However, the researchers added, because the post-hoc subgroup analysis suggested that primary therapy with intravenous methylprednisolone might benefit children with persistent fever after treatment with intravenous immune globulin, future prospective studies should explore the usefulness of corticosteroid or other immunomodulatory therapies in children at highest risk for resistance to intravenous immune globulin.
In a commentary bringing perspective to the riddle of Kawasaki's disease, Jane Burns, M.D., of the University of California, San Diego, wrote that the finding that corticosteroids failed to benefit these patients underscores the difference between Kawasaki's and other chronic vasculitides for which corticosteroids are the foundation of most treatment strategies.

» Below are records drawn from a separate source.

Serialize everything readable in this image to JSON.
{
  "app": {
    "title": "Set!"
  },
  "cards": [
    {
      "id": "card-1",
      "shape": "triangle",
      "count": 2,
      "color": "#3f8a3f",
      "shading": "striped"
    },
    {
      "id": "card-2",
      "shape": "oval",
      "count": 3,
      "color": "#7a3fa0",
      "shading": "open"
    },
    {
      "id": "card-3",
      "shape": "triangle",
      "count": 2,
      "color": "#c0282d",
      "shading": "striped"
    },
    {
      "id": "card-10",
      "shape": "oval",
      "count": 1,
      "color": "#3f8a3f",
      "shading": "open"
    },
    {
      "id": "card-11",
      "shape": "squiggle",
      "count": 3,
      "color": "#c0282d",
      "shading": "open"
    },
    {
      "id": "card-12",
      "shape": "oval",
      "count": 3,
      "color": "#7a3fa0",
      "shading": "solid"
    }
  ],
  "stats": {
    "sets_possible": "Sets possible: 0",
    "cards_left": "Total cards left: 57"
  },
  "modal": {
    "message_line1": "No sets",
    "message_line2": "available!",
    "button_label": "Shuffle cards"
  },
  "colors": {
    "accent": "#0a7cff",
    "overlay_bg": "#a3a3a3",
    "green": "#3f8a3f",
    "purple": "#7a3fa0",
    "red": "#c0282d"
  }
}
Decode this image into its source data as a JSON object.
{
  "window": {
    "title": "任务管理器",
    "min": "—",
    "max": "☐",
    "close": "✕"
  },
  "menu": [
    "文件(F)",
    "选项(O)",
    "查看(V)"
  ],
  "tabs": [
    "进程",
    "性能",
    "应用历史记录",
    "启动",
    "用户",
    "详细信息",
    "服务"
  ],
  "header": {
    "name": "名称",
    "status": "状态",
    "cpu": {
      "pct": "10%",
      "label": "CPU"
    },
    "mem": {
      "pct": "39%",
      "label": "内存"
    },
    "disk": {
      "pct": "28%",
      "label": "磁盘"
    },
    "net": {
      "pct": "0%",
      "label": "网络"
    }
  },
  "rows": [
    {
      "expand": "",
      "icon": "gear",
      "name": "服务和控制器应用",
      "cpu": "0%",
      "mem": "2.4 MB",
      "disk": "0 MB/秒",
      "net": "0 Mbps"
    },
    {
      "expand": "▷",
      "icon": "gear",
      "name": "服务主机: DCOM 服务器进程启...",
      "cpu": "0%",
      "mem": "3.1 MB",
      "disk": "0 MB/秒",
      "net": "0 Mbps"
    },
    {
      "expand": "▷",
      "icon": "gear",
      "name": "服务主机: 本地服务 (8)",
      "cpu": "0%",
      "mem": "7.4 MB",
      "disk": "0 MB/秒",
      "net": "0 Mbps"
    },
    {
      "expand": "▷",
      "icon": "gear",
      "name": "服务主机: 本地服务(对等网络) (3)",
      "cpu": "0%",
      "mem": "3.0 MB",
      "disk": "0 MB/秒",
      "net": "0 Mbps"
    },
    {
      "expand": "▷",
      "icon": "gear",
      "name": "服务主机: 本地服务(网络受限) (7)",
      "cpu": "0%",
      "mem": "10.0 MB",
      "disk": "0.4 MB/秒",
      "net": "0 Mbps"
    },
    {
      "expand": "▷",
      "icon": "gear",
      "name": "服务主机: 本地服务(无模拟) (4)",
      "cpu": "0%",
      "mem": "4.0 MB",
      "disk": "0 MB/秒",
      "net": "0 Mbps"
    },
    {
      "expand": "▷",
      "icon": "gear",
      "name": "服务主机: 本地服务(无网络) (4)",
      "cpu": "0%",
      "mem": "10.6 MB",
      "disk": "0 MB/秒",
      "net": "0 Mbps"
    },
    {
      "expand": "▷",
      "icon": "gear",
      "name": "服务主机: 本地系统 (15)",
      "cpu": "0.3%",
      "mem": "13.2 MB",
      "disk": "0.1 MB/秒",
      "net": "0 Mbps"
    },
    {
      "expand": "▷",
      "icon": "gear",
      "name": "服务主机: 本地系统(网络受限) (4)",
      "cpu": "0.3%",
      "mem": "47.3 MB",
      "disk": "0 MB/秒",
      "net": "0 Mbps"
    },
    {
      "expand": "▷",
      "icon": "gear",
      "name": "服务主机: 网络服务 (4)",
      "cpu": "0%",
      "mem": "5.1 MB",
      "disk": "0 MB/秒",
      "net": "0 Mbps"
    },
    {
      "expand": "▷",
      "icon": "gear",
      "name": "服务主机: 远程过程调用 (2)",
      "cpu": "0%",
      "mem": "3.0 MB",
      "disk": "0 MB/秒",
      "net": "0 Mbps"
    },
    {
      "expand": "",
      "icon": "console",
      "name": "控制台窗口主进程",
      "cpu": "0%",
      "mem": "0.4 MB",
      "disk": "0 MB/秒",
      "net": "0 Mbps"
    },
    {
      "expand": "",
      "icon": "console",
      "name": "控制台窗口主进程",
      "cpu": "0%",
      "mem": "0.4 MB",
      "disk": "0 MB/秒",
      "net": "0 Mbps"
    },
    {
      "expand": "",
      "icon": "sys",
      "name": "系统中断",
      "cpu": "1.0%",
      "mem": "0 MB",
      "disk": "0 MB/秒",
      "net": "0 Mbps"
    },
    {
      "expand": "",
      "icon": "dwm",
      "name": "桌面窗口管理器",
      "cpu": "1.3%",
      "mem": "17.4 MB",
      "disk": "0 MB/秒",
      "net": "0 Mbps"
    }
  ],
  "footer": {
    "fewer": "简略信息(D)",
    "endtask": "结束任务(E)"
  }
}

Commenting on the Kawasaki's puzzle, she wrote, "How can an illness look like an infection but not have a recoverable agent; look like an immune-mediated vasculitis, but not be easily treated with corticosteroids; and look like a benign, self-limited illness but be the leading cause of acquired heart disease in children? The answers to the riddle continue to elude us."
Despite the existence of an effective treatment, great challenges remain in the diagnosis and care of these children. For example, a four-decade search for causative agents had yielded only a long list of ruled-out pathogens, she said.
This self-limiting vasculitis, Dr. Burns said, affords a unique opportunity to study acute endothelial-cell injury, aneurysm formation, and vascular-wall remodeling in young children still free of the effects of aging and environmental insults.
"The lessons to be learned from Kawasaki's disease are likely to have relevance for the study of chronic conditions involving vascular injury, including atherosclerosis and abdominal aortic aneurysm," Dr. Burns wrote.
"Progress toward understanding genetic influences, refining treatment, developing diagnostic tests, and understanding the best management practices for children with coronary-artery damage can come only through adequately powered, multicenter, collaborative studies such as the clinical trial by Newburger et al," she concluded.
Dr. Burns reported receiving consulting fees from Bristol-Myers Squibb and grant support from Centocor.